In 2010, The California Endowment began an ambitious 10-year initiative called Building Healthy Communities (BHC) – a $1 billion effort to "advance statewide policy, change the narrative, and transform 14 of California's communities most devastated by health inequities into places where all people have an opportunity to thrive."
In the early stages of the initiative, The Endowment identified ten key outcomes for community health, including "health gaps for boys and men of color are narrowed." The health outcome was considered critical because "addressing the social, educational, and economic disadvantages faced by boys and young men of color is essential to community health. Success here means equity in schools, more job opportunities, more alternatives to incarceration, and new youth development approaches tailored to them.
The drive to reduce health inequities evolved into a cross-cutting, population-focused effort to advance racial and gender justice. Sons & Brothers was launched in 2013 as a seven-year, $50 million investment to "help all young people of color reach their full potential, because when our sons and daughters succeed, we all succeed."

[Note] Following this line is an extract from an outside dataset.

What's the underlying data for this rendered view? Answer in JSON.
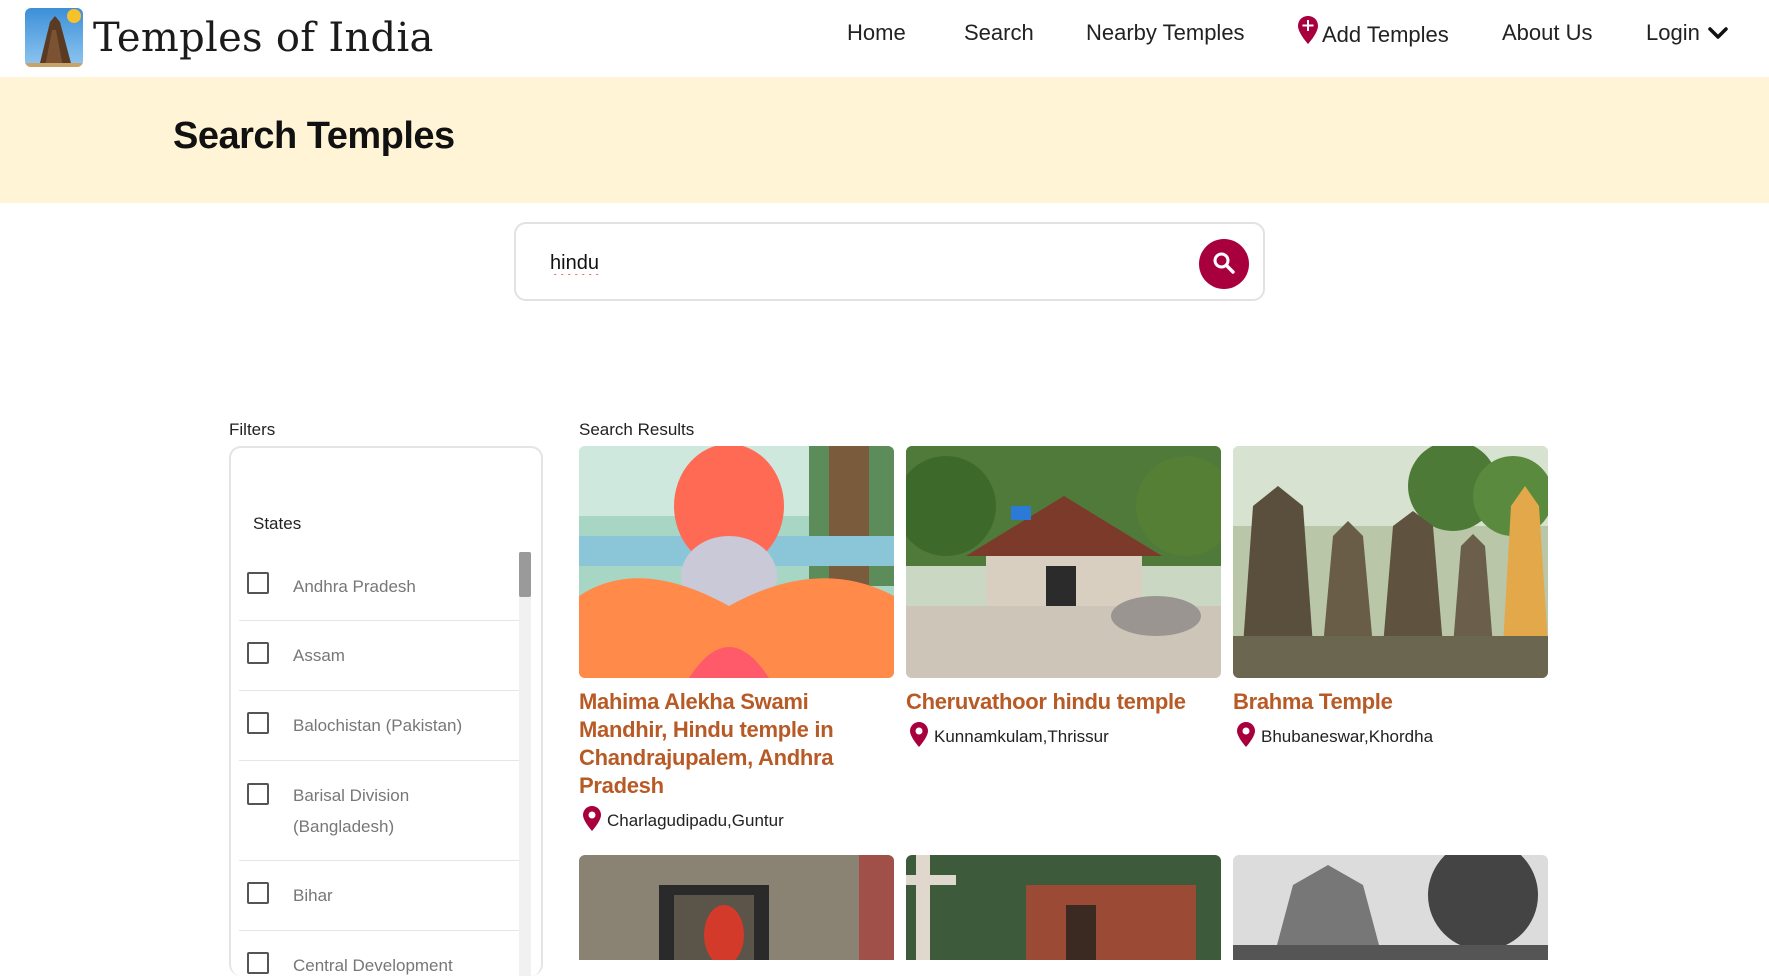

The report from Equal Measure and Bright Research Group outlines the findings from a two-year evaluation of Sons & Brothers. It is a look back at what Sons & Brothers was, what it accomplished, and the challenges faced along the way – and a look ahead to how learnings from Sons & Brothers can help to chart a new course forward in challenging times.